First Lady Jacqueline Kennedy visits the Khyber Pass in Khyber Pakhtunkhwa, Pakistan, at the Pakistan-Afghanistan border.
(Image Credit: Cecil Stoughton/White House Photographs/John F. Kennedy Presidential Library and Museum)
If the Kennedy presidency was Camelot, First Lady Jacqueline “Jackie” Kennedy was its queen. Her husband, President John F. Kenedy, represented the vitality of post-war America and its aspirations to reach new heights in all realms. For her part, Jackie brought a natural grace and style that was almost royal and atypical for Americans. And it is this image and these talents that she harnessed as a goodwill envoy on a two-week visit to India and Pakistan in March of 1962.
Though Eleanor Roosevelt was the first U.S. first lady to travel alone abroad, Jackie’s visit to South Asia unaccompanied by the president was still unusual for the time. Joined by her sister, Princess Lee Radziwill of Poland, Jackie’s purpose was to build American soft power in two pivotal, young states during the Cold War. The themes of fraternity and cooperation between the United States and a young Pakistan with great aspirations dominate this impressive 15-minute video on the trip, directed by documentary filmmaker Leo Seltzer and produced by the United States Information Service, which was, at the time, the lead public diplomacy arm of the U.S. government.
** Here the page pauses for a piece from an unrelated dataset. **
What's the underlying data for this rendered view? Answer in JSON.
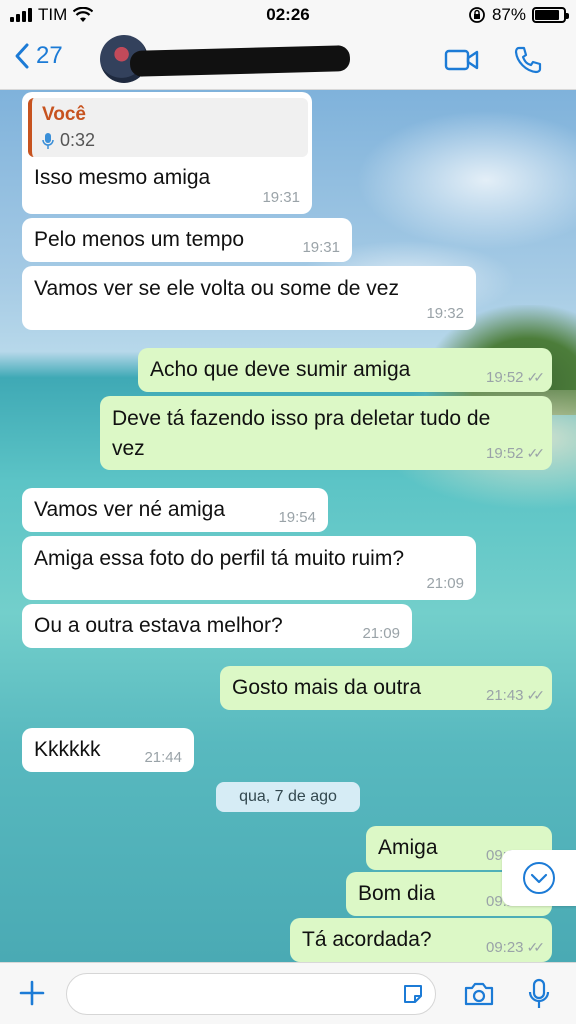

During her stay in Pakistan, Jackie’s tour included stops at the then-capital of Karachi, the ancient Mughal city of Lahore, and the border regions with Afghanistan. In Karachi, she visited the children’s wing of Jinnah Hospital and, along with her sister Lee, rode a camel. In Lahore, Jackie attended the city’s Horse and Cattle Show, where she was gifted a horse named Sultan by President Ayub Khan. A banquet was held in her honor at the Shalimar Gardens, built by Mughal Emperor Shah Jahan, who is most famously known for the Taj Mahal. It was a banquet fit for a queen.
Addressing an audience at the Shalimar Gardens, Jackie said:
“I must say I’m profoundly impressed by the reverence which you in Pakistan have for your art, and for your culture, and for the use for which you make of it now. My own countrymen too have a pride in their traditions. So I think, as I stand in these gardens, which were built long before my country was born, that that’s more one thing that binds us together and which always will.